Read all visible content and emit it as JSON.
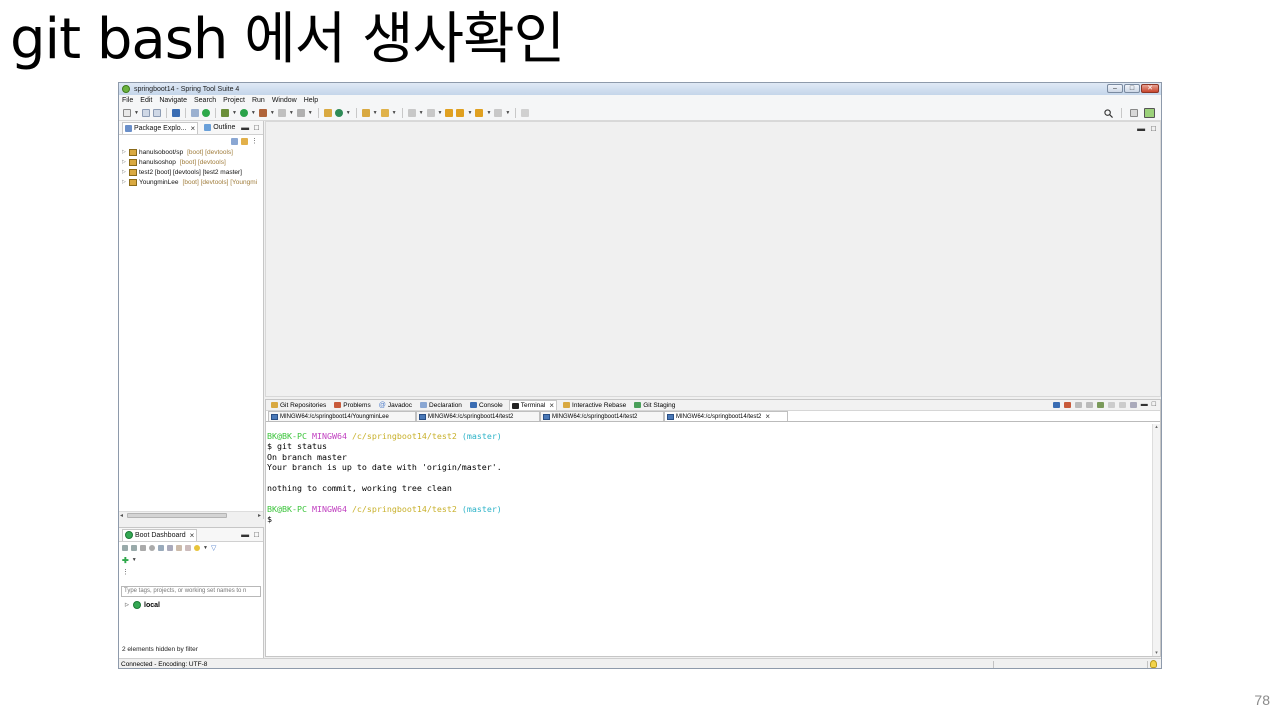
{
  "slide": {
    "title": "git bash 에서 생사확인",
    "page_number": "78"
  },
  "window": {
    "title": "springboot14 - Spring Tool Suite 4",
    "controls": [
      "‒",
      "□",
      "✕"
    ]
  },
  "menu": [
    "File",
    "Edit",
    "Navigate",
    "Search",
    "Project",
    "Run",
    "Window",
    "Help"
  ],
  "toolbar": {
    "icons": [
      "new-icon",
      "save-icon",
      "save-all-icon",
      "terminal-icon",
      "skip-breakpoints-icon",
      "debug-icon",
      "run-icon",
      "external-tools-icon",
      "stop-icon",
      "new-java-project-icon",
      "open-type-icon",
      "search-icon",
      "annotation-next-icon",
      "annotation-prev-icon",
      "back-icon",
      "forward-icon",
      "pin-editor-icon"
    ],
    "right_icons": [
      "quick-access-search-icon",
      "perspective-open-icon",
      "spring-perspective-icon"
    ]
  },
  "package_explorer": {
    "tabs": [
      {
        "label": "Package Explo...",
        "icon": "package-explorer-icon",
        "active": true
      },
      {
        "label": "Outline",
        "icon": "outline-icon",
        "active": false
      }
    ],
    "projects": [
      {
        "name": "hanulsoboot/sp",
        "deco": "[boot] [devtools]"
      },
      {
        "name": "hanulsoshop",
        "deco": "[boot] [devtools]"
      },
      {
        "name": "test2 [boot] [devtools] [test2 master]",
        "deco": ""
      },
      {
        "name": "YoungminLee",
        "deco": "[boot] [devtools] [Youngmi"
      }
    ]
  },
  "boot_dashboard": {
    "tab_label": "Boot Dashboard",
    "filter_placeholder": "Type tags, projects, or working set names to n",
    "local_label": "local",
    "hidden_note": "2 elements hidden by filter"
  },
  "bottom_panel": {
    "tabs": [
      {
        "label": "Git Repositories",
        "icon": "git-repositories-icon",
        "active": false
      },
      {
        "label": "Problems",
        "icon": "problems-icon",
        "active": false
      },
      {
        "label": "Javadoc",
        "icon": "javadoc-icon",
        "active": false
      },
      {
        "label": "Declaration",
        "icon": "declaration-icon",
        "active": false
      },
      {
        "label": "Console",
        "icon": "console-icon",
        "active": false
      },
      {
        "label": "Terminal",
        "icon": "terminal-icon",
        "active": true
      },
      {
        "label": "Interactive Rebase",
        "icon": "rebase-icon",
        "active": false
      },
      {
        "label": "Git Staging",
        "icon": "git-staging-icon",
        "active": false
      }
    ],
    "terminal_tabs": [
      {
        "label": "MINGW64:/c/springboot14/YoungminLee",
        "active": false
      },
      {
        "label": "MINGW64:/c/springboot14/test2",
        "active": false
      },
      {
        "label": "MINGW64:/c/springboot14/test2",
        "active": false
      },
      {
        "label": "MINGW64:/c/springboot14/test2",
        "active": true
      }
    ]
  },
  "terminal": {
    "prompt1": {
      "user": "BK@BK-PC",
      "ming": "MINGW64",
      "path": "/c/springboot14/test2",
      "branch": "(master)"
    },
    "lines": [
      "$ git status",
      "On branch master",
      "Your branch is up to date with 'origin/master'.",
      "",
      "nothing to commit, working tree clean"
    ],
    "prompt2": {
      "user": "BK@BK-PC",
      "ming": "MINGW64",
      "path": "/c/springboot14/test2",
      "branch": "(master)"
    },
    "cursor_line": "$"
  },
  "status_bar": {
    "text": "Connected - Encoding: UTF-8"
  },
  "colors": {
    "prompt_user": "#3cc43c",
    "prompt_ming": "#c040c0",
    "prompt_path": "#c8b02a",
    "prompt_branch": "#2db3c8"
  }
}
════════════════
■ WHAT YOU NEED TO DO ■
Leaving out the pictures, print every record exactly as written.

■ TASK SOLUTION ■
Read all visible content and emit it as JSON.
{
  "slide": {
    "title": "git bash 에서 생사확인",
    "page_number": "78"
  },
  "window": {
    "title": "springboot14 - Spring Tool Suite 4",
    "controls": [
      "‒",
      "□",
      "✕"
    ]
  },
  "menu": [
    "File",
    "Edit",
    "Navigate",
    "Search",
    "Project",
    "Run",
    "Window",
    "Help"
  ],
  "toolbar": {
    "icons": [
      "new-icon",
      "save-icon",
      "save-all-icon",
      "terminal-icon",
      "skip-breakpoints-icon",
      "debug-icon",
      "run-icon",
      "external-tools-icon",
      "stop-icon",
      "new-java-project-icon",
      "open-type-icon",
      "search-icon",
      "annotation-next-icon",
      "annotation-prev-icon",
      "back-icon",
      "forward-icon",
      "pin-editor-icon"
    ],
    "right_icons": [
      "quick-access-search-icon",
      "perspective-open-icon",
      "spring-perspective-icon"
    ]
  },
  "package_explorer": {
    "tabs": [
      {
        "label": "Package Explo...",
        "icon": "package-explorer-icon",
        "active": true
      },
      {
        "label": "Outline",
        "icon": "outline-icon",
        "active": false
      }
    ],
    "projects": [
      {
        "name": "hanulsoboot/sp",
        "deco": "[boot] [devtools]"
      },
      {
        "name": "hanulsoshop",
        "deco": "[boot] [devtools]"
      },
      {
        "name": "test2 [boot] [devtools] [test2 master]",
        "deco": ""
      },
      {
        "name": "YoungminLee",
        "deco": "[boot] [devtools] [Youngmi"
      }
    ]
  },
  "boot_dashboard": {
    "tab_label": "Boot Dashboard",
    "filter_placeholder": "Type tags, projects, or working set names to n",
    "local_label": "local",
    "hidden_note": "2 elements hidden by filter"
  },
  "bottom_panel": {
    "tabs": [
      {
        "label": "Git Repositories",
        "icon": "git-repositories-icon",
        "active": false
      },
      {
        "label": "Problems",
        "icon": "problems-icon",
        "active": false
      },
      {
        "label": "Javadoc",
        "icon": "javadoc-icon",
        "active": false
      },
      {
        "label": "Declaration",
        "icon": "declaration-icon",
        "active": false
      },
      {
        "label": "Console",
        "icon": "console-icon",
        "active": false
      },
      {
        "label": "Terminal",
        "icon": "terminal-icon",
        "active": true
      },
      {
        "label": "Interactive Rebase",
        "icon": "rebase-icon",
        "active": false
      },
      {
        "label": "Git Staging",
        "icon": "git-staging-icon",
        "active": false
      }
    ],
    "terminal_tabs": [
      {
        "label": "MINGW64:/c/springboot14/YoungminLee",
        "active": false
      },
      {
        "label": "MINGW64:/c/springboot14/test2",
        "active": false
      },
      {
        "label": "MINGW64:/c/springboot14/test2",
        "active": false
      },
      {
        "label": "MINGW64:/c/springboot14/test2",
        "active": true
      }
    ]
  },
  "terminal": {
    "prompt1": {
      "user": "BK@BK-PC",
      "ming": "MINGW64",
      "path": "/c/springboot14/test2",
      "branch": "(master)"
    },
    "lines": [
      "$ git status",
      "On branch master",
      "Your branch is up to date with 'origin/master'.",
      "",
      "nothing to commit, working tree clean"
    ],
    "prompt2": {
      "user": "BK@BK-PC",
      "ming": "MINGW64",
      "path": "/c/springboot14/test2",
      "branch": "(master)"
    },
    "cursor_line": "$"
  },
  "status_bar": {
    "text": "Connected - Encoding: UTF-8"
  },
  "colors": {
    "prompt_user": "#3cc43c",
    "prompt_ming": "#c040c0",
    "prompt_path": "#c8b02a",
    "prompt_branch": "#2db3c8"
  }
}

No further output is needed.